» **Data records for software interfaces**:
---------------

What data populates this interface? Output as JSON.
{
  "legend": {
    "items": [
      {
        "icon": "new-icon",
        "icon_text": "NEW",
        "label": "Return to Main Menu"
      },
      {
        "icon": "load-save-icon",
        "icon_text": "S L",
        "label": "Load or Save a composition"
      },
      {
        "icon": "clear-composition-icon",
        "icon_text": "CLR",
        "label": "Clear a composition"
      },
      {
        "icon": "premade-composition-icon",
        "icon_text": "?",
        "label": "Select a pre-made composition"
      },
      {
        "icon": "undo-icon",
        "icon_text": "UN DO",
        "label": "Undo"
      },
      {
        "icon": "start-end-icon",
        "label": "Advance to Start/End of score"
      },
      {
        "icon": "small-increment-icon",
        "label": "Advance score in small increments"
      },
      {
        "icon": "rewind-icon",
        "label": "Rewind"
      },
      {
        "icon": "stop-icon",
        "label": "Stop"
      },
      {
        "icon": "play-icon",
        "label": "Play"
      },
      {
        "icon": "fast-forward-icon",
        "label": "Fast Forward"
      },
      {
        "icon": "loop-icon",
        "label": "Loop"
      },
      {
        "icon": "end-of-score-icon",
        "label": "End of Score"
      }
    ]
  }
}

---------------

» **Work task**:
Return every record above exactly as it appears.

» **Answer to this task**:
What data populates this interface? Output as JSON.
{
  "legend": {
    "items": [
      {
        "icon": "new-icon",
        "icon_text": "NEW",
        "label": "Return to Main Menu"
      },
      {
        "icon": "load-save-icon",
        "icon_text": "S L",
        "label": "Load or Save a composition"
      },
      {
        "icon": "clear-composition-icon",
        "icon_text": "CLR",
        "label": "Clear a composition"
      },
      {
        "icon": "premade-composition-icon",
        "icon_text": "?",
        "label": "Select a pre-made composition"
      },
      {
        "icon": "undo-icon",
        "icon_text": "UN DO",
        "label": "Undo"
      },
      {
        "icon": "start-end-icon",
        "label": "Advance to Start/End of score"
      },
      {
        "icon": "small-increment-icon",
        "label": "Advance score in small increments"
      },
      {
        "icon": "rewind-icon",
        "label": "Rewind"
      },
      {
        "icon": "stop-icon",
        "label": "Stop"
      },
      {
        "icon": "play-icon",
        "label": "Play"
      },
      {
        "icon": "fast-forward-icon",
        "label": "Fast Forward"
      },
      {
        "icon": "loop-icon",
        "label": "Loop"
      },
      {
        "icon": "end-of-score-icon",
        "label": "End of Score"
      }
    ]
  }
}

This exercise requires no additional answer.